While inflation has received most of the attention, it is possible that the risks to growth from higher oil prices may end up being an equally big challenge for the Fed. In particular, the drag caused by an energy shock may be more than a back-of-the-envelope analysis suggests. Many argue that because the US is no longer a net oil importer, higher oil prices will have roughly offsetting effects among winners and losers, lowering consumption by about the same amount that they raise production. That analysis may be misleading in today’s environment. The challenge today is that the hit to consumption may be substantial, especially as it is coming when disposable incomes were set to decline anyway.
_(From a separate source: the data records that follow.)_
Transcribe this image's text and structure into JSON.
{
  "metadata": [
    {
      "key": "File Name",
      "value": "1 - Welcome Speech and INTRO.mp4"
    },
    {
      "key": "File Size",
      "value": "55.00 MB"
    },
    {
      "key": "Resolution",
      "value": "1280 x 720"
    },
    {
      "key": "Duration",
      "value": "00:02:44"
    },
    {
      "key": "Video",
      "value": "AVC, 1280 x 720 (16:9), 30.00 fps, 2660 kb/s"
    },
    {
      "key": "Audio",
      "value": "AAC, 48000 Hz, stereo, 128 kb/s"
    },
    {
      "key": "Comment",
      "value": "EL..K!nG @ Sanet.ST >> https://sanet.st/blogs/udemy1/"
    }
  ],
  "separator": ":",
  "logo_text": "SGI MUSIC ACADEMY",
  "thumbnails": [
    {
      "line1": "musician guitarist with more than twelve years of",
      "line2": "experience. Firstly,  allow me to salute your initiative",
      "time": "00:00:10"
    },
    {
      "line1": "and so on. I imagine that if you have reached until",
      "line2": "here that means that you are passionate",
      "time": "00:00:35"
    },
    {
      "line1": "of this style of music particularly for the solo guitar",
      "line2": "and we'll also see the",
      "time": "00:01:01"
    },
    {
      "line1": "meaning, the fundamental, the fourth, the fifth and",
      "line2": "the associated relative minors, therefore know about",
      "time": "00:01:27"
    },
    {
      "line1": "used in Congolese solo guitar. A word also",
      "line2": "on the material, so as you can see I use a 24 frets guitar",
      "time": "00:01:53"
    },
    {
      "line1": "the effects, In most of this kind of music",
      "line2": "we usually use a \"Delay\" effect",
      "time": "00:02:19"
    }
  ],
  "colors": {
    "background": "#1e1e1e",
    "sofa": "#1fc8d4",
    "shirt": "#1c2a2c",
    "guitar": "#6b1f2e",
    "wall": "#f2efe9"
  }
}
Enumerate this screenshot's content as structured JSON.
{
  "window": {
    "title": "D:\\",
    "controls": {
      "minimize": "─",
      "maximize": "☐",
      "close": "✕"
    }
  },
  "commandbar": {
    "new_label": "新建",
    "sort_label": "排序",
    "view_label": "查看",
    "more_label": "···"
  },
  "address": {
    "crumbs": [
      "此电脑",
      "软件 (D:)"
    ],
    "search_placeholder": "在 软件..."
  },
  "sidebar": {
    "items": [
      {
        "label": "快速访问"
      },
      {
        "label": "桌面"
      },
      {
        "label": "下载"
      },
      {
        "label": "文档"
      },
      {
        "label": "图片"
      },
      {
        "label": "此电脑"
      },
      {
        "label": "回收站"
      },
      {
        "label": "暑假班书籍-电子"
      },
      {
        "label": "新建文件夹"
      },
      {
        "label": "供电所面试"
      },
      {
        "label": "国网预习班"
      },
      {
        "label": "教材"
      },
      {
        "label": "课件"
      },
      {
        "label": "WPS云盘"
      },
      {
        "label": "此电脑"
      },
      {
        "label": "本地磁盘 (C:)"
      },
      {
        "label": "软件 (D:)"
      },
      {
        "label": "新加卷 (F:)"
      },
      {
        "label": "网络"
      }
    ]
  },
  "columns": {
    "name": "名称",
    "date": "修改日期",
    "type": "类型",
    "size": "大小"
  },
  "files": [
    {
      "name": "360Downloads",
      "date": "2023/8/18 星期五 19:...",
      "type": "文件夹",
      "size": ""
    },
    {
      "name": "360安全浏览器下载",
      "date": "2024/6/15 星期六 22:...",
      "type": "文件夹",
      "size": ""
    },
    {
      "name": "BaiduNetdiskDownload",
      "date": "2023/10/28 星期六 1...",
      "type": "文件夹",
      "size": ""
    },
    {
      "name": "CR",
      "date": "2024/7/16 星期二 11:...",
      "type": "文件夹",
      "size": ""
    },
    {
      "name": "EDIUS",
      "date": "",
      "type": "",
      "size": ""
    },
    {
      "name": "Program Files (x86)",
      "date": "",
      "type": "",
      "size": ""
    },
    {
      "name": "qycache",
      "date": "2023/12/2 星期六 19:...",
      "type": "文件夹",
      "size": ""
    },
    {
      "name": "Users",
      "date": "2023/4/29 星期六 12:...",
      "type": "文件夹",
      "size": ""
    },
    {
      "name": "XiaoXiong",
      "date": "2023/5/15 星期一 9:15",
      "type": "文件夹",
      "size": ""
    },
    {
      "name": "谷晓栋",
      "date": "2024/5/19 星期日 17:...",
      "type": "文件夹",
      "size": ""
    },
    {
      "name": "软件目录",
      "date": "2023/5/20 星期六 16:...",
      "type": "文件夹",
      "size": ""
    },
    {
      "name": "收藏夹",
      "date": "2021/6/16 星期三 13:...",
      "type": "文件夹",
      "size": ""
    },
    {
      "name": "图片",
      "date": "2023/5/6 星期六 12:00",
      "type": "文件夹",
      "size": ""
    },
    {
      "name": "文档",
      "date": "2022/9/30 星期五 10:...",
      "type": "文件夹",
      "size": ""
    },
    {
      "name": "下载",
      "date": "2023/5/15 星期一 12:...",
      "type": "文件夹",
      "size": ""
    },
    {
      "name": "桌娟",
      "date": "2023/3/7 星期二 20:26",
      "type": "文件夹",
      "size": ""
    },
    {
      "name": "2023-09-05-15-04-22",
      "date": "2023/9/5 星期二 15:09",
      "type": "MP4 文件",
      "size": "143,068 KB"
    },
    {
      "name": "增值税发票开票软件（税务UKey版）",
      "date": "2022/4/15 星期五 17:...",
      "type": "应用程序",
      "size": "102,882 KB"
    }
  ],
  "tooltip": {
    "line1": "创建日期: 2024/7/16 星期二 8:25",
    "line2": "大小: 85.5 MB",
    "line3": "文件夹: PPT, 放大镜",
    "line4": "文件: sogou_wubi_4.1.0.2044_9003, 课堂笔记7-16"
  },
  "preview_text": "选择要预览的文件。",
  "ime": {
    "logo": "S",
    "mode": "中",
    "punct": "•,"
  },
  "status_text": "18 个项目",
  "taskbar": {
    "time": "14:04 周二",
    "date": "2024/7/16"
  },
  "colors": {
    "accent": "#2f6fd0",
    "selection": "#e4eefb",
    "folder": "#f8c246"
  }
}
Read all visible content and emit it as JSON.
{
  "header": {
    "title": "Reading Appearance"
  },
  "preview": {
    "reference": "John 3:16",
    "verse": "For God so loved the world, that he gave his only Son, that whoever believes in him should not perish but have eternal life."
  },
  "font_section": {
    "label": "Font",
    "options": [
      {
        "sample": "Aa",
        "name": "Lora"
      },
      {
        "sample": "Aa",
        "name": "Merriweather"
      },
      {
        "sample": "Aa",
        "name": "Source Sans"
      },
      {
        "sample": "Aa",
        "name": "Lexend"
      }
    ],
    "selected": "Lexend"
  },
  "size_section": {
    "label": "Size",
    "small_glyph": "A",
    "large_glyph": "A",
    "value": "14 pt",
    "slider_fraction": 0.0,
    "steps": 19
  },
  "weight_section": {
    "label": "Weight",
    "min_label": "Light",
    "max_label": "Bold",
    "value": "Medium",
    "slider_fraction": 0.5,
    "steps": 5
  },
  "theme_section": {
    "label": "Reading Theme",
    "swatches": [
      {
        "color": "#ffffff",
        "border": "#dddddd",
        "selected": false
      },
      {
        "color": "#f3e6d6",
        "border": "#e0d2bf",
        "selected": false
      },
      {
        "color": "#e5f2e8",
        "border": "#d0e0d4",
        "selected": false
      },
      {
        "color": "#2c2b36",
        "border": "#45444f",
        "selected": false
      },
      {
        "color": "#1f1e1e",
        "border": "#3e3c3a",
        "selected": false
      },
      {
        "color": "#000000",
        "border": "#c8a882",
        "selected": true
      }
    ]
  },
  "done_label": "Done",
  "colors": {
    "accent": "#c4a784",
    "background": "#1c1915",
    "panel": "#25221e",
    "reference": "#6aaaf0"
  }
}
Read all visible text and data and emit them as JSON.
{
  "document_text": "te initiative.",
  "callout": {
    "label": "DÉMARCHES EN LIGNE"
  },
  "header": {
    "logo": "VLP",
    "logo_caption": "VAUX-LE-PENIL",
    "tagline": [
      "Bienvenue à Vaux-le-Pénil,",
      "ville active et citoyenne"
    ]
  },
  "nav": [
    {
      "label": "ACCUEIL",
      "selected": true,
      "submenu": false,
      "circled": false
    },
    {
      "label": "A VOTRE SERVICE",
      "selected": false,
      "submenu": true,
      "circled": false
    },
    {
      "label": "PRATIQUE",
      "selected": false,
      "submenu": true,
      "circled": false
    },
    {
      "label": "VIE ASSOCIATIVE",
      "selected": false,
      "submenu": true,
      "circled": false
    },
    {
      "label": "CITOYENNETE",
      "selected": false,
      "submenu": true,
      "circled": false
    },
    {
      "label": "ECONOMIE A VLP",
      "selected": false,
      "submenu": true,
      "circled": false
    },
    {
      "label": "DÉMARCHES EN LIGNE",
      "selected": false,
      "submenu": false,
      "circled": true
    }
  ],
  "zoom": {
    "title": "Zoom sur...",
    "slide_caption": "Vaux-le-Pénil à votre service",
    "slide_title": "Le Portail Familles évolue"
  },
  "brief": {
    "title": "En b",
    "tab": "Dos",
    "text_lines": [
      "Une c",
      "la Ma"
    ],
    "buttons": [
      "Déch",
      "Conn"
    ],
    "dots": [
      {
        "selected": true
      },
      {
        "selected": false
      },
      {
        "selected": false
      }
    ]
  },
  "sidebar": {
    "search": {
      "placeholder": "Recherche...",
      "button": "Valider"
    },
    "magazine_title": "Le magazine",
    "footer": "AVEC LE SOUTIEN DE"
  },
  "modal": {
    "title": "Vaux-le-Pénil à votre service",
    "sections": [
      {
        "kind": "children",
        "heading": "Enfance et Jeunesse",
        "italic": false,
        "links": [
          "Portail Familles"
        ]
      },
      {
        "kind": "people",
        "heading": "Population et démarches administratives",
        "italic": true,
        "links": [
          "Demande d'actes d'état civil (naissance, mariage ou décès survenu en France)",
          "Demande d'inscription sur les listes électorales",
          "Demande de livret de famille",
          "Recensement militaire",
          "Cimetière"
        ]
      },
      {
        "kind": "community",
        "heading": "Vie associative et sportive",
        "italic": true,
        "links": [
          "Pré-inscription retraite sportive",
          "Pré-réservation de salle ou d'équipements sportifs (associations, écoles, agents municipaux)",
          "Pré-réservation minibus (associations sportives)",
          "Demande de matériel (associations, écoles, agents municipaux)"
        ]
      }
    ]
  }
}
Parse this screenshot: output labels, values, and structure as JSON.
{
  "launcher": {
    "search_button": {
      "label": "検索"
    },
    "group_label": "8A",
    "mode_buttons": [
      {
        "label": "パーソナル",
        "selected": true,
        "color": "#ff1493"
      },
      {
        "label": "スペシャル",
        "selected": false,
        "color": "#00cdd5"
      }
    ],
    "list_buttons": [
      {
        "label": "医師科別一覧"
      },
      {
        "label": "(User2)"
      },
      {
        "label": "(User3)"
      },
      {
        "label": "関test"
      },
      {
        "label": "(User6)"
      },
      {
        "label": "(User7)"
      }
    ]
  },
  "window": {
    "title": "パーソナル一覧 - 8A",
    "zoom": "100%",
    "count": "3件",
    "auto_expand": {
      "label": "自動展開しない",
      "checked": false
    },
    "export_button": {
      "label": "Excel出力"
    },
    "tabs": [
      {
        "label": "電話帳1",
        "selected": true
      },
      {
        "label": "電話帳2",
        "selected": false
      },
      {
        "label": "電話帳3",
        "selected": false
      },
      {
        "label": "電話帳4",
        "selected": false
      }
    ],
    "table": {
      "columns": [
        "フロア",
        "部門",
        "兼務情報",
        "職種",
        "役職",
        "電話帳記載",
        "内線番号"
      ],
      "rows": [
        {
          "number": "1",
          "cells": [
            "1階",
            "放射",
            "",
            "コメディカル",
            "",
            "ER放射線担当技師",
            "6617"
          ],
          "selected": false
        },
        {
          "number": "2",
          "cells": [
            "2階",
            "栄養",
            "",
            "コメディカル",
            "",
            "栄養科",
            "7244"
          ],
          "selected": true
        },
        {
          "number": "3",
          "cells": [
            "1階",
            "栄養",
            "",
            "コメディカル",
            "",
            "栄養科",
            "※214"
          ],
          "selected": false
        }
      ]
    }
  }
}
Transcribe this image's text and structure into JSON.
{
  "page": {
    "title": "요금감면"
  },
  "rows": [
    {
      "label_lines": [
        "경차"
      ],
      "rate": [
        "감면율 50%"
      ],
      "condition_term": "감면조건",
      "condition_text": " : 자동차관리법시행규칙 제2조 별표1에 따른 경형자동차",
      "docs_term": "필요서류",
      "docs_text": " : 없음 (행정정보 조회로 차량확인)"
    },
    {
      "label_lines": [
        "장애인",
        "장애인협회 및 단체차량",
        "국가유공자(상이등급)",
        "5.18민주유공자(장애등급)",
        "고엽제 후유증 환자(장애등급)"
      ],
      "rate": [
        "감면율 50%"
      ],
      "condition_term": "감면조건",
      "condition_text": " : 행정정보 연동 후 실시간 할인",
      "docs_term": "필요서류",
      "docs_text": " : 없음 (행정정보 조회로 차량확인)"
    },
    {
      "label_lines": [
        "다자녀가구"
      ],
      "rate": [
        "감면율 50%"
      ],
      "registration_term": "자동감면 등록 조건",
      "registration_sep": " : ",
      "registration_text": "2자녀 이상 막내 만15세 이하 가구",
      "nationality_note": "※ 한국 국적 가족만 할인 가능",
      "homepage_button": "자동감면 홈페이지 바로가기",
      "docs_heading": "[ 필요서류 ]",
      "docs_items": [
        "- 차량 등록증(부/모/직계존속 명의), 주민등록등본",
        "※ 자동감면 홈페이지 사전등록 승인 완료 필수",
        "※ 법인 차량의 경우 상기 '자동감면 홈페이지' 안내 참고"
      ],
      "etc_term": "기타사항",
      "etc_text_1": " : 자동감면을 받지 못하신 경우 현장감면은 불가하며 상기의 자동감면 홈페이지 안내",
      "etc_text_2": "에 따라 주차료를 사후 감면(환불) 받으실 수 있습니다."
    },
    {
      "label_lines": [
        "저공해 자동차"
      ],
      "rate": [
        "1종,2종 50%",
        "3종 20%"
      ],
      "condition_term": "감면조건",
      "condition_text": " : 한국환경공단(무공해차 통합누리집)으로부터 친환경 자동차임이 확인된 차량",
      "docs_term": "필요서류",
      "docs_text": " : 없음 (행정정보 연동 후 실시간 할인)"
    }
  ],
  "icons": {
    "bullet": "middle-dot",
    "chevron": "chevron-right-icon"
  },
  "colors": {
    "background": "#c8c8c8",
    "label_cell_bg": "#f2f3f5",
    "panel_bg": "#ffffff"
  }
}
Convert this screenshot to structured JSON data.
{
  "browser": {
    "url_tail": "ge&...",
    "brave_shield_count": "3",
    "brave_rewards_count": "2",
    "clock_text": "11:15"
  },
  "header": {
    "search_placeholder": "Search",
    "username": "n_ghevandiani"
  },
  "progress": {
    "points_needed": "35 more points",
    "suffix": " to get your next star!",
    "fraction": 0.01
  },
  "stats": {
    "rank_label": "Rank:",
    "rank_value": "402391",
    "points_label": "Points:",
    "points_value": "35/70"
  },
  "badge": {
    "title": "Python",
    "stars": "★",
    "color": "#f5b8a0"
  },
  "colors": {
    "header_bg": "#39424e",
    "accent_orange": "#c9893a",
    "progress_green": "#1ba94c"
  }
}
The boost to production, on the other hand, may disappoint if the shale industry continues to respond slowly to price signals. If the hit to consumption were to dominate, the net effect of higher oil prices would be clearly negative for growth, and potentially to a greater degree than the basic analysis suggests.
Growth risks will factor more prominently in Fed considerations going forward
The hawkish tone at today’s Fed meeting was in response to the recent data, which has featured a combination of high inflation and labor market strength. In some sense, the clarity in the recent economic data made today’s meeting relatively straightforward for the Fed.
The remaining meetings of the year are unlikely to be as straightforward. In particular, a slower path for growth will likely factor more prominently in the Fed’s deliberations. Indeed, moderation in growth is widely expected due to the fading of the extraordinary factors that boosted activity last year. Even prior to the conflict in Ukraine the economic data had started to shift, with recent signs suggesting that demand is slowing and the peak of labor market tightness may be behind us. The conflict in Ukraine further adds to the challenge, especially should higher oil prices lead to lower consumption and thereby exacerbate the risks to growth.
The Fed’s response to a softening growth outlook is unlikely to be immediate. After all, inflation remains above the 2% objective and the labor market appears to have some momentum. Nonetheless, growth risks will matter eventually. While these growth risks may not deter the Fed from hikes in the near term, they could inject a note of caution into the Fed’s communication over the next few months. The Fed will seek to reassure that it is not only aware of the growth risks, but also that at a minimum its actions will not unduly raise those risks. Looking a bit further out, say by the second half of the year, the growth risks are likely to be more salient, especially should the data confirm the expected slowing. At that point the Fed will need to address the issue in a more head-on fashion, potentially by adjusting its path for interest rates in response. In any case, the relative straightforwardness of today’s outcome is likely to give way to something much trickier as the growth risks start to factor more prominently going forward.